*** Begin section ***
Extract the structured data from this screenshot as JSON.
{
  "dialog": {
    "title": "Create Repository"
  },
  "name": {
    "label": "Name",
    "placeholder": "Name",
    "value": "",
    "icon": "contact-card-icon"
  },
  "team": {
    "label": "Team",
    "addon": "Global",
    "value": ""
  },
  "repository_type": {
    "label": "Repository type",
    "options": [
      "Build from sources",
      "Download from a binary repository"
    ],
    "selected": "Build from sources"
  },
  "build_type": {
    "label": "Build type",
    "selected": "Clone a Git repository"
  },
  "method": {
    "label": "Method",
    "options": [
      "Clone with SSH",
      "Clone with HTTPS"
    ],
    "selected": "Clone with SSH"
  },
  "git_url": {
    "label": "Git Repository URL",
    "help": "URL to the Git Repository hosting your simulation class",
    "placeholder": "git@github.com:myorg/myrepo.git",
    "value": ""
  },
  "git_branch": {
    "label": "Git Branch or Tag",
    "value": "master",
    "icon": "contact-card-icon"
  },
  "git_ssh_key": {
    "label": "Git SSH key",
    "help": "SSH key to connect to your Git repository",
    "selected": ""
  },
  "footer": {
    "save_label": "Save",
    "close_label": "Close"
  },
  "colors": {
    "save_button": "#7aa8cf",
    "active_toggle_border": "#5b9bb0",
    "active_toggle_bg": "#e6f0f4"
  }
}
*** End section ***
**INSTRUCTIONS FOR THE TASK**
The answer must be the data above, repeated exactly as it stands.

**FINISHED TASK**
Extract the structured data from this screenshot as JSON.
{
  "dialog": {
    "title": "Create Repository"
  },
  "name": {
    "label": "Name",
    "placeholder": "Name",
    "value": "",
    "icon": "contact-card-icon"
  },
  "team": {
    "label": "Team",
    "addon": "Global",
    "value": ""
  },
  "repository_type": {
    "label": "Repository type",
    "options": [
      "Build from sources",
      "Download from a binary repository"
    ],
    "selected": "Build from sources"
  },
  "build_type": {
    "label": "Build type",
    "selected": "Clone a Git repository"
  },
  "method": {
    "label": "Method",
    "options": [
      "Clone with SSH",
      "Clone with HTTPS"
    ],
    "selected": "Clone with SSH"
  },
  "git_url": {
    "label": "Git Repository URL",
    "help": "URL to the Git Repository hosting your simulation class",
    "placeholder": "git@github.com:myorg/myrepo.git",
    "value": ""
  },
  "git_branch": {
    "label": "Git Branch or Tag",
    "value": "master",
    "icon": "contact-card-icon"
  },
  "git_ssh_key": {
    "label": "Git SSH key",
    "help": "SSH key to connect to your Git repository",
    "selected": ""
  },
  "footer": {
    "save_label": "Save",
    "close_label": "Close"
  },
  "colors": {
    "save_button": "#7aa8cf",
    "active_toggle_border": "#5b9bb0",
    "active_toggle_bg": "#e6f0f4"
  }
}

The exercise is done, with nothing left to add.